Research shows that the body engages in heightened levels of oxidative phosphorylation in response to damaged DNA.
Niacin therefore helps to restore normal protein production by serving as a crucial building block for DNA repair processes.
Frequently Asked Questions – Niacin Benefits for Hair Follicle Health
How many mg of niacin for hair growth should I take on a daily basis?
Although Niacin is considered a vitamin and a nutrient that we need for our health, over -dosage can lead to adverse health effects. These include: flushing, upset stomach, liver dysfunction, glucose intolerance and blurred vision. The recommended daily allowance (RDA) for adult male is 16mg/day. And the RDA for adult females is 14mg per day. The Tolerable Upper (TU) upper intake level of niacin has been determined to be 35 mg/day.
The consumption of niacin through food sources is likely to be safe. But the safe use of supplement products for niacin ( or any other nutrient ) should be discussed with your physician who can recommend an appropriate dosage for your particular health needs. For these reasons, may may find topical hair products to be the best method to deliver niacin to the hair. There is less chance of systemic side effects to niacing from applying through a topical product. Some natural hair products have made optimal use of niacin in their formulation to very good effect on hair health.
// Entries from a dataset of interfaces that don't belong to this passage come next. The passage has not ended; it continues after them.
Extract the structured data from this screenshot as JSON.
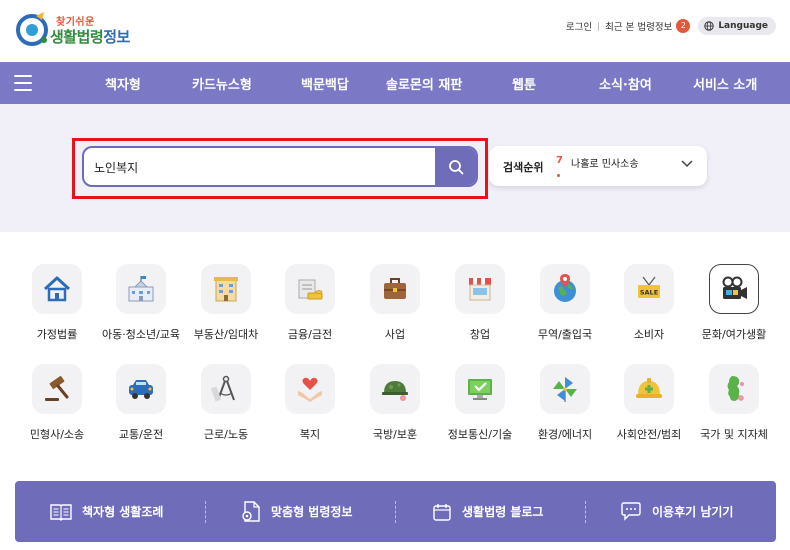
{
  "header": {
    "logo_small": "찾기쉬운",
    "logo_big_a": "생활법령",
    "logo_big_b": "정보",
    "login": "로그인",
    "recent": "최근 본 법령정보",
    "recent_count": "2",
    "language": "Language"
  },
  "nav": {
    "items": [
      "책자형",
      "카드뉴스형",
      "백문백답",
      "솔로몬의 재판",
      "웹툰",
      "소식·참여",
      "서비스 소개"
    ]
  },
  "search": {
    "value": "노인복지",
    "rank_title": "검색순위",
    "rank_number": "7",
    "rank_text": "나홀로 민사소송"
  },
  "categories": [
    {
      "label": "가정법률",
      "icon": "house-icon"
    },
    {
      "label": "아동·청소년/교육",
      "icon": "school-icon"
    },
    {
      "label": "부동산/임대차",
      "icon": "building-icon"
    },
    {
      "label": "금융/금전",
      "icon": "money-icon"
    },
    {
      "label": "사업",
      "icon": "briefcase-icon"
    },
    {
      "label": "창업",
      "icon": "store-icon"
    },
    {
      "label": "무역/출입국",
      "icon": "globe-icon"
    },
    {
      "label": "소비자",
      "icon": "sale-icon"
    },
    {
      "label": "문화/여가생활",
      "icon": "film-camera-icon"
    },
    {
      "label": "민형사/소송",
      "icon": "gavel-icon"
    },
    {
      "label": "교통/운전",
      "icon": "car-icon"
    },
    {
      "label": "근로/노동",
      "icon": "compass-icon"
    },
    {
      "label": "복지",
      "icon": "heart-hands-icon"
    },
    {
      "label": "국방/보훈",
      "icon": "helmet-icon"
    },
    {
      "label": "정보통신/기술",
      "icon": "monitor-icon"
    },
    {
      "label": "환경/에너지",
      "icon": "pinwheel-icon"
    },
    {
      "label": "사회안전/범죄",
      "icon": "safety-helmet-icon"
    },
    {
      "label": "국가 및 지자체",
      "icon": "korea-map-icon"
    }
  ],
  "bottom_bar": {
    "items": [
      "책자형 생활조례",
      "맞춤형 법령정보",
      "생활법령 블로그",
      "이용후기 남기기"
    ]
  },
  "colors": {
    "nav": "#7b79c5",
    "accent": "#6f6db9",
    "search_band": "#f1f0f9",
    "highlight": "#e8131a"
  }
}
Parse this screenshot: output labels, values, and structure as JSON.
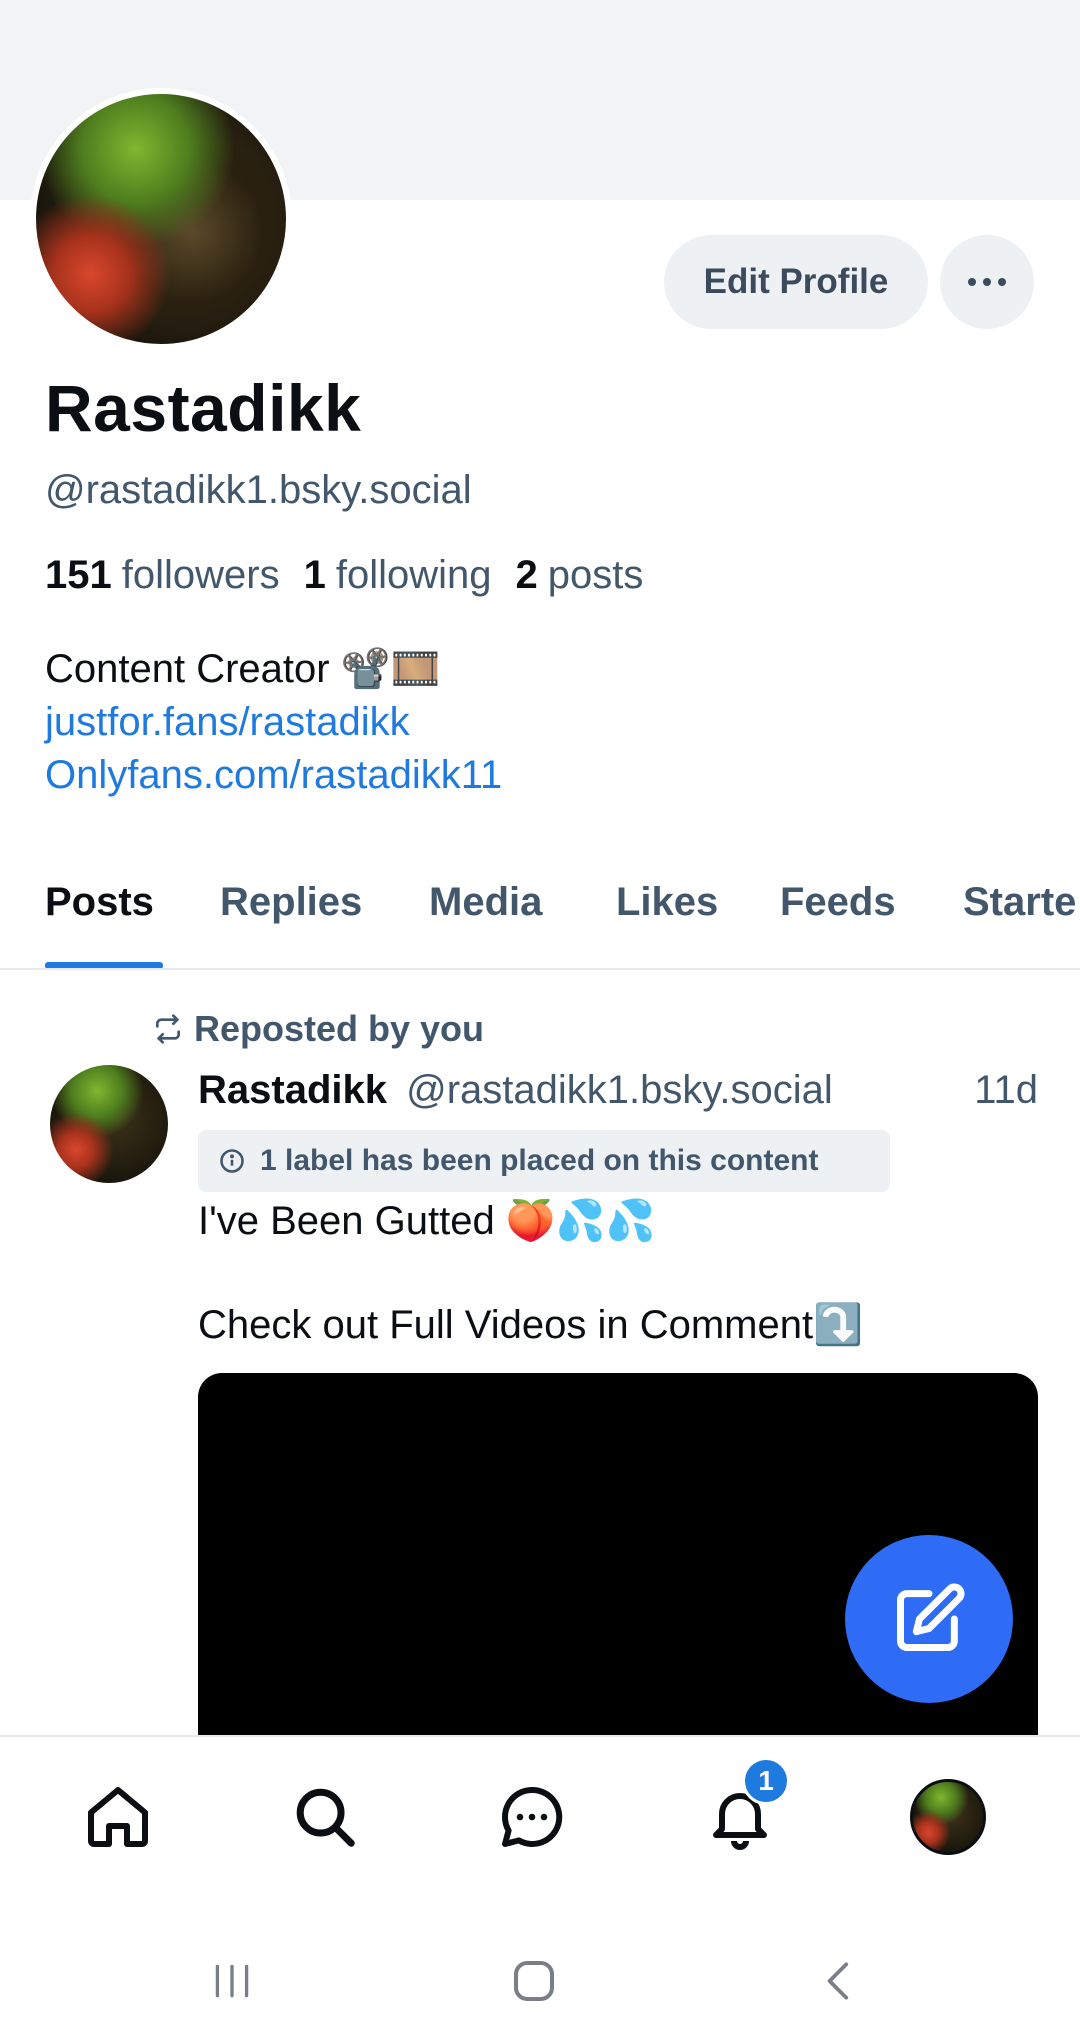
{
  "profile": {
    "display_name": "Rastadikk",
    "handle": "@rastadikk1.bsky.social",
    "followers_count": "151",
    "followers_label": "followers",
    "following_count": "1",
    "following_label": "following",
    "posts_count": "2",
    "posts_label": "posts",
    "bio_line1": "Content Creator 📽️🎞️",
    "bio_link1": "justfor.fans/rastadikk",
    "bio_link2": "Onlyfans.com/rastadikk11",
    "edit_label": "Edit Profile"
  },
  "tabs": [
    {
      "label": "Posts"
    },
    {
      "label": "Replies"
    },
    {
      "label": "Media"
    },
    {
      "label": "Likes"
    },
    {
      "label": "Feeds"
    },
    {
      "label": "Starte"
    }
  ],
  "post": {
    "repost_label": "Reposted by you",
    "author_name": "Rastadikk",
    "author_handle": "@rastadikk1.bsky.social",
    "time": "11d",
    "label_notice": "1 label has been placed on this content",
    "text": "I've Been Gutted 🍑💦💦\n\nCheck out Full Videos in Comment⤵️"
  },
  "notifications": {
    "badge": "1"
  },
  "colors": {
    "accent": "#1f7ae0",
    "fab": "#2f6cf5",
    "muted": "#42576c"
  }
}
Does nicotinamide cause hair loss?
There are no studies which support nicotinamide as a cause of hair loss. In fact research, such as the studies discussed above, actually suggest that nicotinamide supports hair growth as a topical treatment and within the body’s own natural processes.
Are Niacin benefits for hair limited to the hair strands? Can the nutrient also help the hair follicle?
Researchers have found that nicotinamide is able to exert photoprotective properties . And as an ingredient in sunscreens, it can also offer improved protection for the the epidermal barrier of the skin’s surface , Which also benefits the hair follicles, keeping them safe from the damaging effects of UV rays.
- Draelos et.al,A pilot study evaluating the efficacy of topically applied niacin derivatives for treatment of female pattern alopecia,, Journal of Cosmetic Dermatology, 4(4): 258-61, Jan. 2006
- Davi MG, et al., A novel cosmetic approach to treat thinning hair, BrJ. Dermatol 2011 Dec; 165 Suppl 3:24-30
- Noordman et. al., Both low circulatins insulin-like growth factor and high density lipoproteins are associated with hair loss in women, Br.J Dermatol. 2016
- Gehring W., Nicotinic acid/ niacinamide and the skin, J.Cosmet. Dermatol: 2004 Apr. 3(2) 88-93